Appropriate for the window-pier of a bedroom apartment, this commode-dressing-table's Pan-reeded top is serpentined in a Cupid bow with French cut-corners. Its commode form relates to Thomas Chippendale's pattern for French Commode Tables in The Gentleman and Cabinet-Maker's Director, 1754 (pls. 95 and 97), whilst the plinths canted and truss-scrolled brackets also featured in a 1753 pattern for a commode clothes press in the Director (pl. 327).
This mahogany chest relates to a group of similar chests supplied by the 'Dumfries House Cabinet-Maker' - possibly Thomas Chippendale - for Dumfries House, Ayrshire (included in the Dumfries House Christie's sale catalogue, 12-13 July 2007, lots 106, 153, 213, 242, 251 and 252). Although unrecorded in the surviving bills, there are certain constructional features that point to the same workshop and it has been argued that this was in fact Thomas Chippendale's workshop itself. For instance, behind the simple bracket foot, the blocking is laminated and there are nails on the underside for the 'pack thread' used for the protective transportation cover: features found on the mahogany clothes-press attributed to Thomas Chippendale and possibly that invoiced by him on 4 June 1763 as 'A large mahog'y cloaths press with folding doors and sliding shelves of cedar and bays apron 9...' (lot 236). The present commode also has laminated blocking and nails for binding twine attached on the underside. Other characteristics typical of Chippendale's workshop that the present commode displays in common with the rest of the group are: its use of superb quality mahogany, the restrained nature of its design, a red wash to the underside and the two-panelled backboard, which follows the same format as the backboard of lot 106 in the Dumfries House Christie's sale catalogue.

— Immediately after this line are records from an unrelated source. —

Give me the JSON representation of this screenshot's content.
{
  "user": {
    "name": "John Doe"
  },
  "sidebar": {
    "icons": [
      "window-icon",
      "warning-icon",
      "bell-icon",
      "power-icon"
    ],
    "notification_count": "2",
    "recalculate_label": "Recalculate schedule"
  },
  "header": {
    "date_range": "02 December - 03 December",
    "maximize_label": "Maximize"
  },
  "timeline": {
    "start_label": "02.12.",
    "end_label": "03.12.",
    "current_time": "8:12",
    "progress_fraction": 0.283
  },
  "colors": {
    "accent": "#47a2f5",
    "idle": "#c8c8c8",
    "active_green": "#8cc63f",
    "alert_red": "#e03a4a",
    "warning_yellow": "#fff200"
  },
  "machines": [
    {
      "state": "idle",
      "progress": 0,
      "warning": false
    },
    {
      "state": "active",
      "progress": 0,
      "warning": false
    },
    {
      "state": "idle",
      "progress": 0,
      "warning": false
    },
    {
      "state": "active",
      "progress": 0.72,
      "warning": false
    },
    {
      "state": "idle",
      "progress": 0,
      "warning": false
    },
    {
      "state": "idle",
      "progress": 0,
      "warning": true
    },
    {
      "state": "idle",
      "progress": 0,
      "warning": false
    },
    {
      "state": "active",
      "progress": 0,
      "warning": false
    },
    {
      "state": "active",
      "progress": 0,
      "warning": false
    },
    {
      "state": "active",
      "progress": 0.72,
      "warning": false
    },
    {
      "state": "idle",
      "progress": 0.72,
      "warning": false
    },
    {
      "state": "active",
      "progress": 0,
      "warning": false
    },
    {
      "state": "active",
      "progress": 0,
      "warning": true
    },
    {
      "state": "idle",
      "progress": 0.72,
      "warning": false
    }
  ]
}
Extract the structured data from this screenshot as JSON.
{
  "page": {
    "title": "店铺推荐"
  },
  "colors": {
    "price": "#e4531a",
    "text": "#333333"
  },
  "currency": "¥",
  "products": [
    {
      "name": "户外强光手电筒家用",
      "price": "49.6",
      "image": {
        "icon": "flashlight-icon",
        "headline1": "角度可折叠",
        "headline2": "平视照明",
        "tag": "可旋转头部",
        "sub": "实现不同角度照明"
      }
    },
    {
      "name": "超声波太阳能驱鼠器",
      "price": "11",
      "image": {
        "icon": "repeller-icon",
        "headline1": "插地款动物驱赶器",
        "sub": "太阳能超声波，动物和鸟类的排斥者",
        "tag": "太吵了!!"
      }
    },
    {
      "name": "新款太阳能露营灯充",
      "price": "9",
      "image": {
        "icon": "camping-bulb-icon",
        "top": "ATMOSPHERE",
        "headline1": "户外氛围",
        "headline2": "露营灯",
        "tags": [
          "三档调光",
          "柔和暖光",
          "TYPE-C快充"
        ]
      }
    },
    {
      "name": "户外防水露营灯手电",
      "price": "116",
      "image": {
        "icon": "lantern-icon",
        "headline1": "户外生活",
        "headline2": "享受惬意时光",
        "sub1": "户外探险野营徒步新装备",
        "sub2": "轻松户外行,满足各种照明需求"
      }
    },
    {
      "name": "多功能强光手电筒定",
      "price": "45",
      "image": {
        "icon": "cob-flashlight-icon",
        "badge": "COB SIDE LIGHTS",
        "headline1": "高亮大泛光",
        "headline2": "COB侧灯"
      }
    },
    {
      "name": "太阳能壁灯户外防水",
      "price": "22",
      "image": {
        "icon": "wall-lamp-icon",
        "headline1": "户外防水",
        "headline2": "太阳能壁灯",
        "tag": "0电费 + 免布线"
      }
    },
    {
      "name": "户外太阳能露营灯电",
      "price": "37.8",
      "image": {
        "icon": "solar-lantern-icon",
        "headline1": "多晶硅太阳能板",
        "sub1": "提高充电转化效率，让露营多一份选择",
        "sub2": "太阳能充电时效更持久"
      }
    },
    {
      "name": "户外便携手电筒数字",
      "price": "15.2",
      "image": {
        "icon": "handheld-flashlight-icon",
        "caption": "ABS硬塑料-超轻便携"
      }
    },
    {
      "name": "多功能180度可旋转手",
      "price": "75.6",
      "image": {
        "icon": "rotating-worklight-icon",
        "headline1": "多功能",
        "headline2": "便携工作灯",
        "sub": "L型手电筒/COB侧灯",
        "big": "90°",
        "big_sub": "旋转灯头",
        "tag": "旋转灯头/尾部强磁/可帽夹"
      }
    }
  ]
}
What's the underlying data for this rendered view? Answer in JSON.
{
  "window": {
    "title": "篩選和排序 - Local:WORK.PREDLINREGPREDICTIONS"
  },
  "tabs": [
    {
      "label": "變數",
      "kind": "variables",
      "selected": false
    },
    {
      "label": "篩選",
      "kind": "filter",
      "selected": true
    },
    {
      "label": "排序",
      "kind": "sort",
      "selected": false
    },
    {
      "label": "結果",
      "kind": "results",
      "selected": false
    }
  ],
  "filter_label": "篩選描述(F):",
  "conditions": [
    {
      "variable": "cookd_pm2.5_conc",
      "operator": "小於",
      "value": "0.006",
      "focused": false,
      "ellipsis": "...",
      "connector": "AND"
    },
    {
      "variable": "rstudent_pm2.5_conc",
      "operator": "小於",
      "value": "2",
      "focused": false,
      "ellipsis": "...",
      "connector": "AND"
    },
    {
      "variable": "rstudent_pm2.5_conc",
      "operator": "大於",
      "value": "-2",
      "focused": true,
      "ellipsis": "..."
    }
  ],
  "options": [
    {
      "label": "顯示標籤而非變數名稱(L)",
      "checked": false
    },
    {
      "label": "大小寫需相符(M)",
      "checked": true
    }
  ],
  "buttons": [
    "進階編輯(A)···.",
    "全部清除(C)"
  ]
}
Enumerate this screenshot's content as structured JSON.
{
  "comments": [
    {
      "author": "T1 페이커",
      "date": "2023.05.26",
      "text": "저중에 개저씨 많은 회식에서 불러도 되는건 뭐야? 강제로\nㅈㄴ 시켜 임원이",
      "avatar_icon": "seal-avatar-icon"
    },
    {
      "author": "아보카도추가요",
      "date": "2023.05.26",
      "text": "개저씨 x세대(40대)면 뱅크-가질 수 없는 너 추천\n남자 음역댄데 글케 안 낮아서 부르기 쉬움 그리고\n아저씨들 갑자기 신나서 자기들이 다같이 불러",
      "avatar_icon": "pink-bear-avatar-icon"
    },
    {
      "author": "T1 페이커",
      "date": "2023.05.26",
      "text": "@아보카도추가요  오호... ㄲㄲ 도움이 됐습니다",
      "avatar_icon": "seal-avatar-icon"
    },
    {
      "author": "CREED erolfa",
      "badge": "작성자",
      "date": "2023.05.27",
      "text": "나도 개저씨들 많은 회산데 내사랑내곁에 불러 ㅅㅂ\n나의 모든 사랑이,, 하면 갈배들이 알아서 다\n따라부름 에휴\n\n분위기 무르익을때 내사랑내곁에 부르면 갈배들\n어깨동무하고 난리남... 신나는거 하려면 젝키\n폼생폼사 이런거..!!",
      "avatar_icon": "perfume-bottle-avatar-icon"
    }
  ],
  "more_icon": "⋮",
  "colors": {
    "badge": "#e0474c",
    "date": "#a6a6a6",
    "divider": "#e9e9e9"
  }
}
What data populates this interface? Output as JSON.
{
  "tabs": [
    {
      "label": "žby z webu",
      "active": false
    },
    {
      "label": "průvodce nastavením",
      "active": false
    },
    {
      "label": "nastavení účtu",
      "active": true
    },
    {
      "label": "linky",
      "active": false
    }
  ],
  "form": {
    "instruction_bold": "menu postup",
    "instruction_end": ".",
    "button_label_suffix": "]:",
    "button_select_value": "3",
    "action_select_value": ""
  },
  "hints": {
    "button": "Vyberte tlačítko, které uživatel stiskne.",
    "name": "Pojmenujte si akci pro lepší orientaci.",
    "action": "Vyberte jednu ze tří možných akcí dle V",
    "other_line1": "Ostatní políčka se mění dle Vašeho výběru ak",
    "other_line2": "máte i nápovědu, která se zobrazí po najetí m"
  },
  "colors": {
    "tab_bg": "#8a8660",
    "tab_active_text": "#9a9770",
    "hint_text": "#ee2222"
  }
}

A further related serpentine chest attributed to Thomas Chippendale and probably commissioned by John, Viscount Mountstuart, later 4th Earl and 1st Marquess of Bute, circa 1766 for Cardiff Castle, was also later moved to Dumfries (included in the Dumfries House Christie's sale catalogue, 12 July 2007, lot 85). This chest also shares certain similarities with the current commode, such as its richly figured veneers, the arrangement of four graduated drawers in a serpentine shape, the top drawer lined in mahogany and fitted with compartments, and the use of a slightly more shapely bracket foot than witnessed in the earlier group of chests.
Other similar serpentine chests were supplied by Thomas Chippendale for Ninian Home at Paxton House, Scotland; Henry, 10th Earl of Pembroke at Wilton House, Wiltshire and Sir Edward Knatchbull at Mersham le Hatch, Kent (see C.Gilbert, The Life and Work of Thomas Chippendale, London, 1978, vol. II, figs. 203, 205 and 206). A further commode, originally supplied by Chippendale for Normanton Park, Rutland and now at Grimsthorpe Castle, Lincolnshire, displays these very same constructional hallmarks of laminated feet, red wash, nails for twine and bi-panelled backboard.